(Available data begins)
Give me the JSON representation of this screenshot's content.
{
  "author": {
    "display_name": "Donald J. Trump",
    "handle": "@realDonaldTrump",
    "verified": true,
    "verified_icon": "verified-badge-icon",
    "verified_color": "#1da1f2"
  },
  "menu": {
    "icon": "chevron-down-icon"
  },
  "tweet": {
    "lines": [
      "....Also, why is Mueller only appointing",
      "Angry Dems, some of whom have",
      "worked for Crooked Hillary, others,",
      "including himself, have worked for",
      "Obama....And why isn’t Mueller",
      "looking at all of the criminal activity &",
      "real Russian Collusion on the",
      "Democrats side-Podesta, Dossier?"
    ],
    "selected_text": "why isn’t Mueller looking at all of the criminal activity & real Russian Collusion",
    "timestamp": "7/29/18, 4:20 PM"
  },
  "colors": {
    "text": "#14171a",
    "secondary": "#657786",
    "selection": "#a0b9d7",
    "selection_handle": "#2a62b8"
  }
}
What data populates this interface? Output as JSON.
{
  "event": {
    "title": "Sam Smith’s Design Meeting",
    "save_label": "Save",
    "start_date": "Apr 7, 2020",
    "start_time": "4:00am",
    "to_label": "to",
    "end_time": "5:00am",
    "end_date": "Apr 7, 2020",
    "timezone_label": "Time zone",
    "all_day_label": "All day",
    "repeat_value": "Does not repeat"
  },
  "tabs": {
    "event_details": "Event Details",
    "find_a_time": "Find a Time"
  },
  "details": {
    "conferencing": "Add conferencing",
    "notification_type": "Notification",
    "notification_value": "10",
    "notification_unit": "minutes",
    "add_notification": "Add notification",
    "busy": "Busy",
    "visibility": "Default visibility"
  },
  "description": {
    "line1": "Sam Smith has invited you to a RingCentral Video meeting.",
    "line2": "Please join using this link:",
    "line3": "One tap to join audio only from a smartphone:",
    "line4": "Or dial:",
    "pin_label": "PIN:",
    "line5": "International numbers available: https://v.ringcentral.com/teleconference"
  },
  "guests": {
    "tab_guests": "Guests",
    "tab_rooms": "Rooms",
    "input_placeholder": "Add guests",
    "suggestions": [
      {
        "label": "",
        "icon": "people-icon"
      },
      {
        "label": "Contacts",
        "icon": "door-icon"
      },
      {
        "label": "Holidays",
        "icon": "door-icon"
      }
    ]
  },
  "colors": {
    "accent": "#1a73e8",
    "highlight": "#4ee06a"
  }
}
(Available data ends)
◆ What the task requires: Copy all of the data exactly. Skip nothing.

◆ Solution for this task:
Give me the JSON representation of this screenshot's content.
{
  "author": {
    "display_name": "Donald J. Trump",
    "handle": "@realDonaldTrump",
    "verified": true,
    "verified_icon": "verified-badge-icon",
    "verified_color": "#1da1f2"
  },
  "menu": {
    "icon": "chevron-down-icon"
  },
  "tweet": {
    "lines": [
      "....Also, why is Mueller only appointing",
      "Angry Dems, some of whom have",
      "worked for Crooked Hillary, others,",
      "including himself, have worked for",
      "Obama....And why isn’t Mueller",
      "looking at all of the criminal activity &",
      "real Russian Collusion on the",
      "Democrats side-Podesta, Dossier?"
    ],
    "selected_text": "why isn’t Mueller looking at all of the criminal activity & real Russian Collusion",
    "timestamp": "7/29/18, 4:20 PM"
  },
  "colors": {
    "text": "#14171a",
    "secondary": "#657786",
    "selection": "#a0b9d7",
    "selection_handle": "#2a62b8"
  }
}
What data populates this interface? Output as JSON.
{
  "event": {
    "title": "Sam Smith’s Design Meeting",
    "save_label": "Save",
    "start_date": "Apr 7, 2020",
    "start_time": "4:00am",
    "to_label": "to",
    "end_time": "5:00am",
    "end_date": "Apr 7, 2020",
    "timezone_label": "Time zone",
    "all_day_label": "All day",
    "repeat_value": "Does not repeat"
  },
  "tabs": {
    "event_details": "Event Details",
    "find_a_time": "Find a Time"
  },
  "details": {
    "conferencing": "Add conferencing",
    "notification_type": "Notification",
    "notification_value": "10",
    "notification_unit": "minutes",
    "add_notification": "Add notification",
    "busy": "Busy",
    "visibility": "Default visibility"
  },
  "description": {
    "line1": "Sam Smith has invited you to a RingCentral Video meeting.",
    "line2": "Please join using this link:",
    "line3": "One tap to join audio only from a smartphone:",
    "line4": "Or dial:",
    "pin_label": "PIN:",
    "line5": "International numbers available: https://v.ringcentral.com/teleconference"
  },
  "guests": {
    "tab_guests": "Guests",
    "tab_rooms": "Rooms",
    "input_placeholder": "Add guests",
    "suggestions": [
      {
        "label": "",
        "icon": "people-icon"
      },
      {
        "label": "Contacts",
        "icon": "door-icon"
      },
      {
        "label": "Holidays",
        "icon": "door-icon"
      }
    ]
  },
  "colors": {
    "accent": "#1a73e8",
    "highlight": "#4ee06a"
  }
}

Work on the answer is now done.